Given data: Begin

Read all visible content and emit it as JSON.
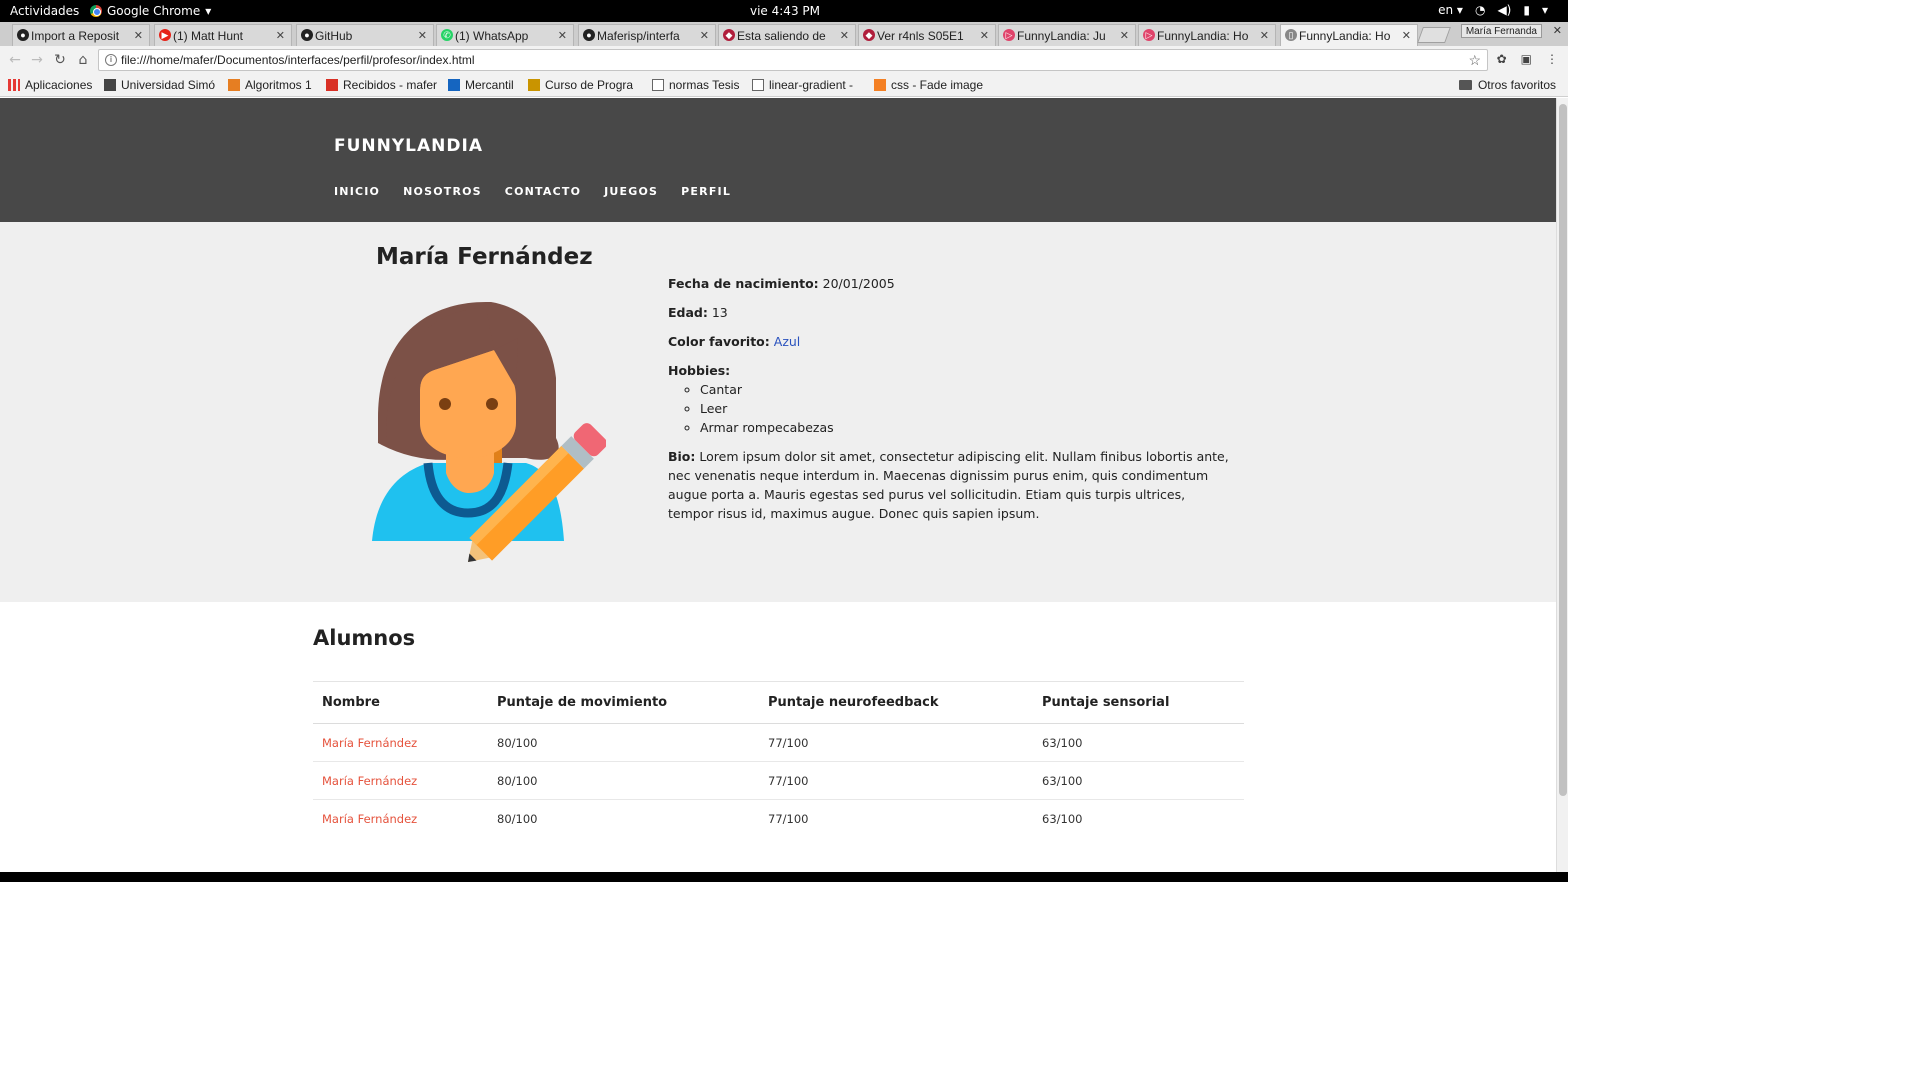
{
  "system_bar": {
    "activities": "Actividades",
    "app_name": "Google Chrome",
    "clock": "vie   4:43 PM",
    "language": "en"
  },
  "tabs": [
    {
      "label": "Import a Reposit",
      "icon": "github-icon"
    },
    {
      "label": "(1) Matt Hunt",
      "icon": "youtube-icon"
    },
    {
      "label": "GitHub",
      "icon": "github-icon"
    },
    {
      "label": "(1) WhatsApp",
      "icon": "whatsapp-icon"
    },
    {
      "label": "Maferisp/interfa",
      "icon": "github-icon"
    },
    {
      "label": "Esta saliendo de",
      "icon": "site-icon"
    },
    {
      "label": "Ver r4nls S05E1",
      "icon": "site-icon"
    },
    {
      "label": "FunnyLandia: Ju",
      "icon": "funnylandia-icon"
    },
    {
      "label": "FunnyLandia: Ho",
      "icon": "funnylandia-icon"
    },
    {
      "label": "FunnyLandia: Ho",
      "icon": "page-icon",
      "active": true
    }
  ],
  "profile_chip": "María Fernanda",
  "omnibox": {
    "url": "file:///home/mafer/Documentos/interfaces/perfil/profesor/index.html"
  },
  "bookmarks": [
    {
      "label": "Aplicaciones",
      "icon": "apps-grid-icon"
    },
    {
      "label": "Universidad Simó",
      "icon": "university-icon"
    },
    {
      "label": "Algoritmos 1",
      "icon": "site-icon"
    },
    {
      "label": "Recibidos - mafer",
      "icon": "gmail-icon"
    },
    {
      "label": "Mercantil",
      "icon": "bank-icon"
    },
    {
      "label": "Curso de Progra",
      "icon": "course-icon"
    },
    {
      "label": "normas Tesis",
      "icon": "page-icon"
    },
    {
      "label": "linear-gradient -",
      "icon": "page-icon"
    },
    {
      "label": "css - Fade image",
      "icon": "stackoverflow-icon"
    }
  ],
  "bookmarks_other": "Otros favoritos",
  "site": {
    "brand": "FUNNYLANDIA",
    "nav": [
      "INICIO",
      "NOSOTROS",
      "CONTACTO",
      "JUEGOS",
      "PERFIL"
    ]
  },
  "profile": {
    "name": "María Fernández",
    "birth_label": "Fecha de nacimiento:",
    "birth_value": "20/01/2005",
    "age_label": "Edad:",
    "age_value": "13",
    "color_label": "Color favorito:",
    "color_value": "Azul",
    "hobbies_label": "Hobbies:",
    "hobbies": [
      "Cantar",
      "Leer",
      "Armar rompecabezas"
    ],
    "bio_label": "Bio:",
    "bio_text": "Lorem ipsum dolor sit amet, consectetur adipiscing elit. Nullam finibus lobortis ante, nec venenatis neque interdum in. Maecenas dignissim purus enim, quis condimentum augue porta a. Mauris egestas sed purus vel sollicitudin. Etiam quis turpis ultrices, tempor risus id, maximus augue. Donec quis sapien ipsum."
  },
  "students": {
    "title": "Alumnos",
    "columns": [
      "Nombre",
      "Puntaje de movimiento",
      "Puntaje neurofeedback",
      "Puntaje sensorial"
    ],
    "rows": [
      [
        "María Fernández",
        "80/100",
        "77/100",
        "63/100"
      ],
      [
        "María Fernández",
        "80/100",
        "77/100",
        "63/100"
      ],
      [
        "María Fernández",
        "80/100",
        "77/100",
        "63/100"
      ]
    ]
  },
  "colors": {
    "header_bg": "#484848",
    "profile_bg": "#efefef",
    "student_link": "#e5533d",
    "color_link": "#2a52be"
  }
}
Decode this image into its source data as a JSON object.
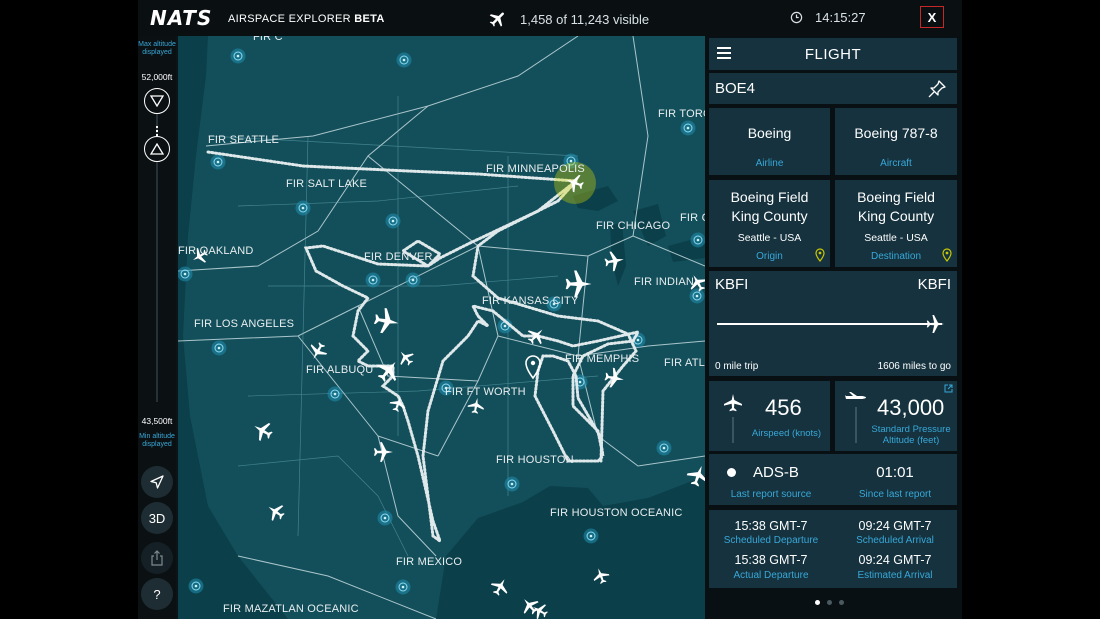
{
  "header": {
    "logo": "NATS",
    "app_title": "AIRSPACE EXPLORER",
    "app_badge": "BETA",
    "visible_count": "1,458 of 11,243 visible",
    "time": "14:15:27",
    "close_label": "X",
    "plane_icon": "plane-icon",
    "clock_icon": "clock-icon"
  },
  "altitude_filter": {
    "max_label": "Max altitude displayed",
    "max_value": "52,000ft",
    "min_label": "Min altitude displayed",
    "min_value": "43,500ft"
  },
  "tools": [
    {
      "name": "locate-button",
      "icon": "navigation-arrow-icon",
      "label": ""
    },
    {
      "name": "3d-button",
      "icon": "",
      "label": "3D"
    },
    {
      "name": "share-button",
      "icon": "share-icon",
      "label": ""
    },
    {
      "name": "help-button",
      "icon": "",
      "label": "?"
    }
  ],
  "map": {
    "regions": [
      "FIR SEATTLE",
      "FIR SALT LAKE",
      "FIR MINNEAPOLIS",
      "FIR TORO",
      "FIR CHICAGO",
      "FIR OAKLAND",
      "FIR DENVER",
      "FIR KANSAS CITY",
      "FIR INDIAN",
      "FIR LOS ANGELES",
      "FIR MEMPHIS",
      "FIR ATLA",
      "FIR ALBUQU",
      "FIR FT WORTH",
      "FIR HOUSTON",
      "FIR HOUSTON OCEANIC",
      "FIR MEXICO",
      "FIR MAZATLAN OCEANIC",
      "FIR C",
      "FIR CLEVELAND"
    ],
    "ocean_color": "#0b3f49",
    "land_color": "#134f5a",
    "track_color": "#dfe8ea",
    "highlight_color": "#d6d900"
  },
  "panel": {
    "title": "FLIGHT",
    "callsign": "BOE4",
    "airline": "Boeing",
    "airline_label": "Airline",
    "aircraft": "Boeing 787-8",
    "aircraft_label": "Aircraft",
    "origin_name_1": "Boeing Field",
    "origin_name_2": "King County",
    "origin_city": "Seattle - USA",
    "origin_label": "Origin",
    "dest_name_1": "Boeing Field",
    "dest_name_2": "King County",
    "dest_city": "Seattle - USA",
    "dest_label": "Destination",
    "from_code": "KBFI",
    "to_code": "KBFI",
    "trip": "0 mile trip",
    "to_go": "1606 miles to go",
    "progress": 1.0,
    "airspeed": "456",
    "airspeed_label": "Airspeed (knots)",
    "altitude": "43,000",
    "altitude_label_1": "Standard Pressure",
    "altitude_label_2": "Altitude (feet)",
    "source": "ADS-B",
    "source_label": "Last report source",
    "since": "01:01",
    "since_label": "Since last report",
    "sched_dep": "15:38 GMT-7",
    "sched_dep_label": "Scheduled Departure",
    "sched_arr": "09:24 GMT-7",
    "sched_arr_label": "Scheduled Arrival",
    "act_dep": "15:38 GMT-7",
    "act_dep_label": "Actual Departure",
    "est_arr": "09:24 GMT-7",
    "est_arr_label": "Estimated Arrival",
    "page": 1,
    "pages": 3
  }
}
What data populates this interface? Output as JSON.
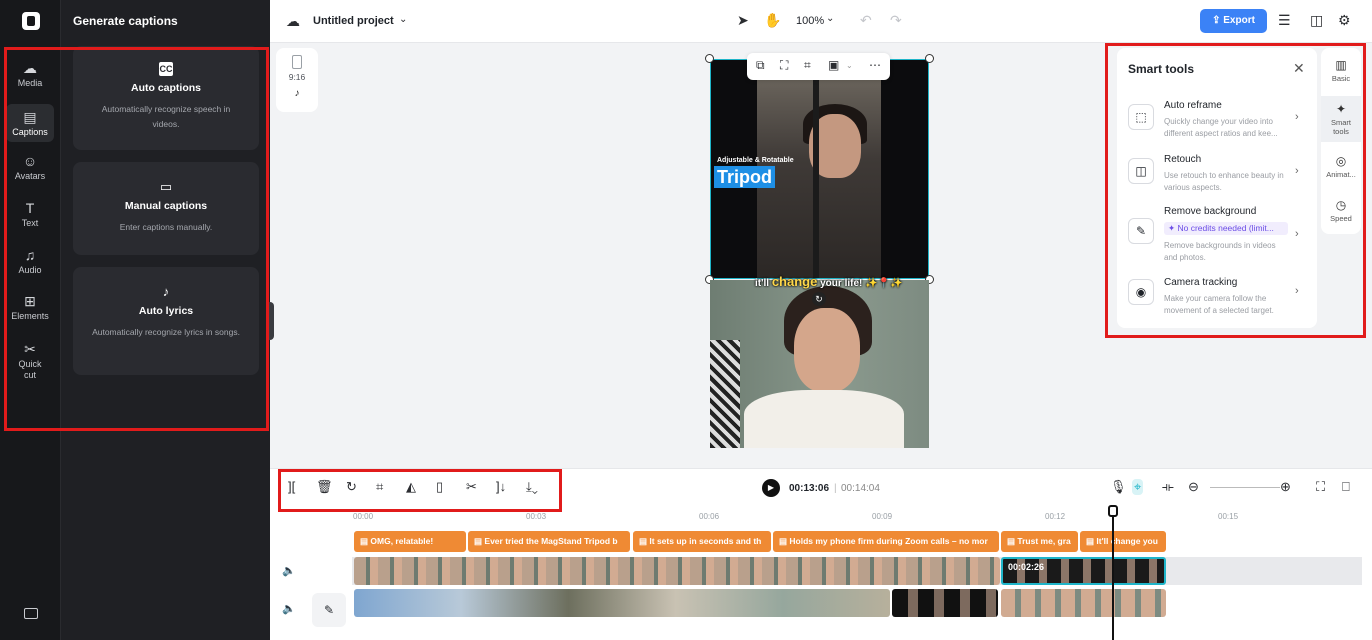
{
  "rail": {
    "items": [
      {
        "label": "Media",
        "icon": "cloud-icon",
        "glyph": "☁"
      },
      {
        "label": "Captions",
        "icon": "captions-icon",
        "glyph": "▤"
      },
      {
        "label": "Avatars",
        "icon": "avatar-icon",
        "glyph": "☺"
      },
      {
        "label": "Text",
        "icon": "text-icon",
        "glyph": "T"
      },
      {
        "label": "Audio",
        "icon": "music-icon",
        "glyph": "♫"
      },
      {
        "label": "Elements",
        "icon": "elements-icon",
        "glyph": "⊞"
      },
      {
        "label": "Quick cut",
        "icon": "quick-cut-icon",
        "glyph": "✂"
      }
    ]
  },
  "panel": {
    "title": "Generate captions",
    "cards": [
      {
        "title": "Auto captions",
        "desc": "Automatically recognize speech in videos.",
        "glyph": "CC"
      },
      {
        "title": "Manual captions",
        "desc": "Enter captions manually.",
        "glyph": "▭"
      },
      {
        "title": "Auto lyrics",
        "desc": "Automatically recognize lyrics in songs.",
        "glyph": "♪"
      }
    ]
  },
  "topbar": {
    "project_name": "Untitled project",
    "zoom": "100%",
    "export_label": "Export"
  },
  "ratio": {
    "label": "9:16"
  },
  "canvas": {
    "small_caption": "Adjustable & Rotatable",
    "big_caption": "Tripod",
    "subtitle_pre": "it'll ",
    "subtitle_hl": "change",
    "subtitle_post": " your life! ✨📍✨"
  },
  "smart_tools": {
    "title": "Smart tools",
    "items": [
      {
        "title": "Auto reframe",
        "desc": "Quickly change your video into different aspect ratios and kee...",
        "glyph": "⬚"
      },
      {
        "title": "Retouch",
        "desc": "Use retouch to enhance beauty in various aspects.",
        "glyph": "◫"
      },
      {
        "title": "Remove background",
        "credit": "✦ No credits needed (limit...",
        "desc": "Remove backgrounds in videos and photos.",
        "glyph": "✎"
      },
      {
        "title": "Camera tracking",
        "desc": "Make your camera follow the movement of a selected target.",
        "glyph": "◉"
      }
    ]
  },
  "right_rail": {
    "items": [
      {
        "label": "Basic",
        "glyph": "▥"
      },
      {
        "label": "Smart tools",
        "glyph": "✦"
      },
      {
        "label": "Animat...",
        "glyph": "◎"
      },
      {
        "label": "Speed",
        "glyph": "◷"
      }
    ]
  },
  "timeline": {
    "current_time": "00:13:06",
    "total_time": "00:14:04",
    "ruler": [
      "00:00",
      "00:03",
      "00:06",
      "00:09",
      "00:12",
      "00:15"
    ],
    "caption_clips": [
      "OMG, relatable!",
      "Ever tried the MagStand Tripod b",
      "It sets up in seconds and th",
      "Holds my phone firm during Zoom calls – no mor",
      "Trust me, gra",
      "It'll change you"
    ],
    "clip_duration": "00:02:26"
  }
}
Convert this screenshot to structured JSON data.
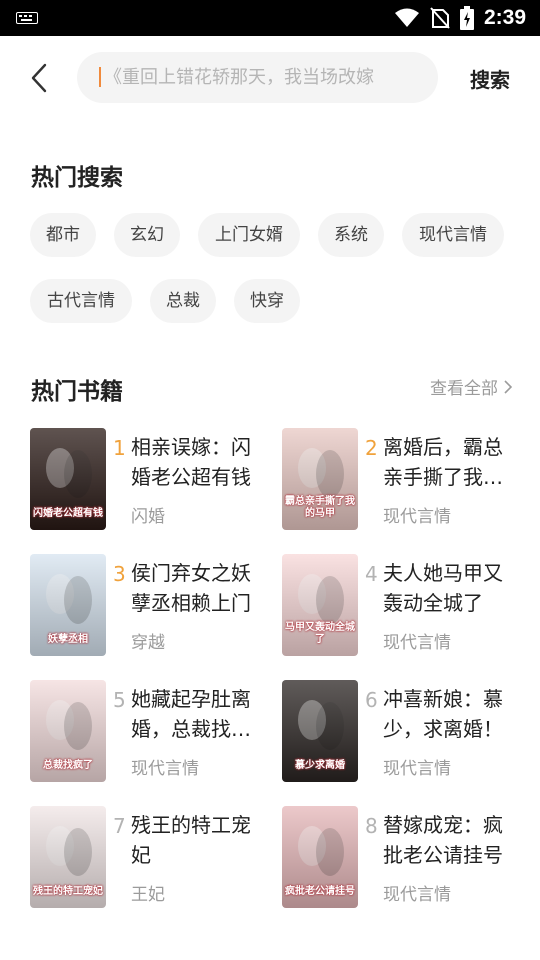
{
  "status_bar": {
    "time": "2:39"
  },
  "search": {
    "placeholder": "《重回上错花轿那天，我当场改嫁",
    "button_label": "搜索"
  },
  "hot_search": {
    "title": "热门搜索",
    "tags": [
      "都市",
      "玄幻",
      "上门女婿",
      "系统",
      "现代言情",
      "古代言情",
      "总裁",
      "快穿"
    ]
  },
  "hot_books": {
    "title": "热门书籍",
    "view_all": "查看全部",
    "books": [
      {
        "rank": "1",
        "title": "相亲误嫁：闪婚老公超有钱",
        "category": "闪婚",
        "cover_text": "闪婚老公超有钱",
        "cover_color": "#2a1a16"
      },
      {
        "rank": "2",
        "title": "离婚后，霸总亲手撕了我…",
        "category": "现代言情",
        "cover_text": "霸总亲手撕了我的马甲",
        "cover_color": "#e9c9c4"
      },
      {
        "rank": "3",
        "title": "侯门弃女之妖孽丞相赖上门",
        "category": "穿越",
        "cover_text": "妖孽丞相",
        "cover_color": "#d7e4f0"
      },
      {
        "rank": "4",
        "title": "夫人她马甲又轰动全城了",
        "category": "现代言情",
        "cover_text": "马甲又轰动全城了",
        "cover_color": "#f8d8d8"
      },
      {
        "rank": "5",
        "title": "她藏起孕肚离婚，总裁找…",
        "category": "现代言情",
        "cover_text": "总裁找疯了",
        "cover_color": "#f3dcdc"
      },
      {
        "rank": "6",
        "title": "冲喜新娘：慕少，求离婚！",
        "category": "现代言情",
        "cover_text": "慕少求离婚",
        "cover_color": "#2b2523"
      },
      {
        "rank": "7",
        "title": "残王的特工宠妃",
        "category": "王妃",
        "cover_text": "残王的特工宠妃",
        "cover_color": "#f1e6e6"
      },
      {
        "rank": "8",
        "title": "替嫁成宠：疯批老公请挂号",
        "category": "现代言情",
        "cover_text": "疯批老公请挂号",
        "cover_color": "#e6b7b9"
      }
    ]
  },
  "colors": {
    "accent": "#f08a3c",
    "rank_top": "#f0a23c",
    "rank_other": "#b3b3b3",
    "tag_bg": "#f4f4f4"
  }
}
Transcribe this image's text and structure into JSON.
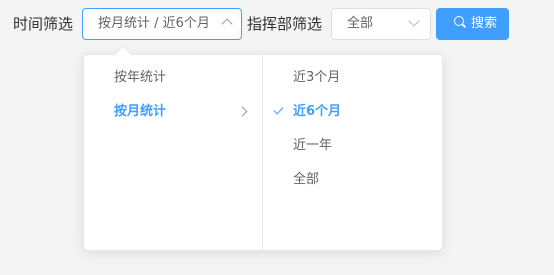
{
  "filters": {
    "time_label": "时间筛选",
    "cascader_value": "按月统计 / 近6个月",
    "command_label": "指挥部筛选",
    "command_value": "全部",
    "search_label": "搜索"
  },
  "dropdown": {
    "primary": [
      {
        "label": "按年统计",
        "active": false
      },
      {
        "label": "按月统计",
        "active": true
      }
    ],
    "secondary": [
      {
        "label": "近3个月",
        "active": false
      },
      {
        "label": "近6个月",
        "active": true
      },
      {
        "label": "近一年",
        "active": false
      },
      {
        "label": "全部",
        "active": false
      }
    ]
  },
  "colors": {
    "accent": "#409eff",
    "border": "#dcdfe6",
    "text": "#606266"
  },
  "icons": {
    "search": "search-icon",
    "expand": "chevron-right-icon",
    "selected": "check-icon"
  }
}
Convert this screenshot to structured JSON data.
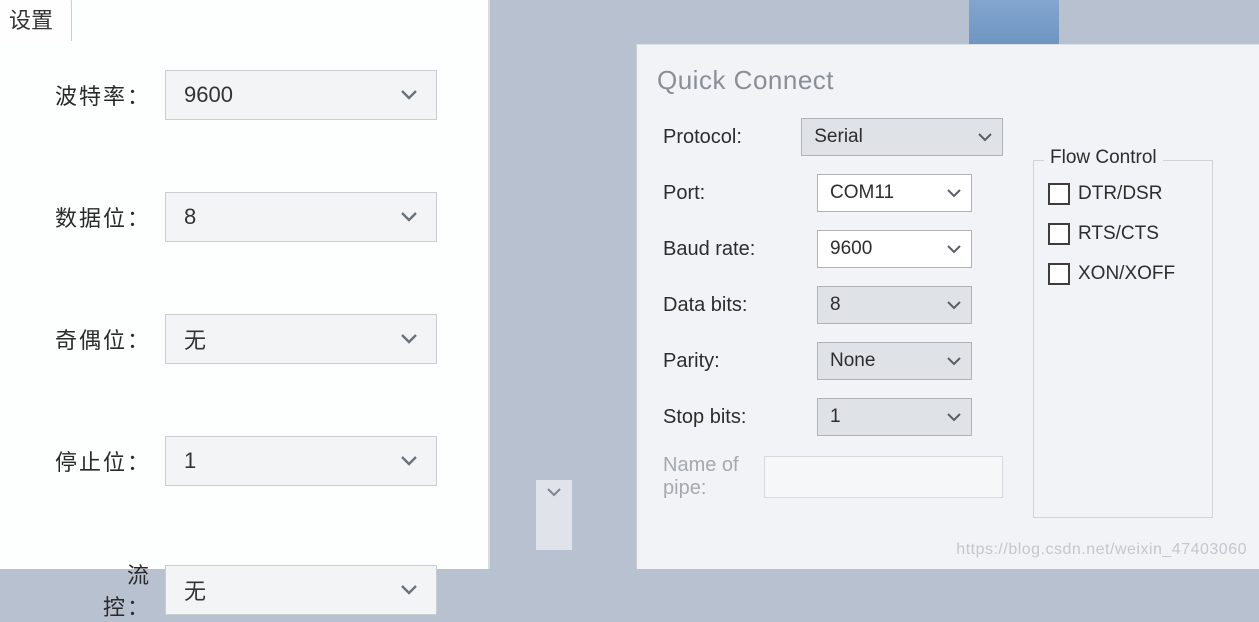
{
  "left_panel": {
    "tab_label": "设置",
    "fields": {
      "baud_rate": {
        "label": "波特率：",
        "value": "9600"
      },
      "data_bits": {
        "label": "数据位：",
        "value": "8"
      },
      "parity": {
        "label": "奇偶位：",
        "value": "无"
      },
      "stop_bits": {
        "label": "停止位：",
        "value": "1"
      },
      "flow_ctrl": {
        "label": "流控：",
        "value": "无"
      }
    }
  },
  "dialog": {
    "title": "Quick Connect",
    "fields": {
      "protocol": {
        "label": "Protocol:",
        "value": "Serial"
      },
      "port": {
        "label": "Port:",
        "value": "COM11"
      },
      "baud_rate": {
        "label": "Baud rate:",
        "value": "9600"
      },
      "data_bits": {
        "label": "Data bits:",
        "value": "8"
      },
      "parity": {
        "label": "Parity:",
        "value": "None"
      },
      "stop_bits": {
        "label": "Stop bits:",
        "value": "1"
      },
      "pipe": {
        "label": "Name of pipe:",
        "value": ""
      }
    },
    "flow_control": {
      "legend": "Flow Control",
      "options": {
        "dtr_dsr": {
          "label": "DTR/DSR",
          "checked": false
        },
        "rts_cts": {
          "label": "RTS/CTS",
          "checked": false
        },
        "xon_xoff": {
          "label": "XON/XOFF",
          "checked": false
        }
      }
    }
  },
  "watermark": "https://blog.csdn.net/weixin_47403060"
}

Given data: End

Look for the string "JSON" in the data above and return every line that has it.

Response to the task:
Read all visible content and emit it as JSON.
Decode this image into its source data as a JSON object.
What data populates this interface? Output as JSON.
Convert this screenshot to structured JSON data.
Transcribe this image's text and structure into JSON.
Convert this screenshot to structured JSON data.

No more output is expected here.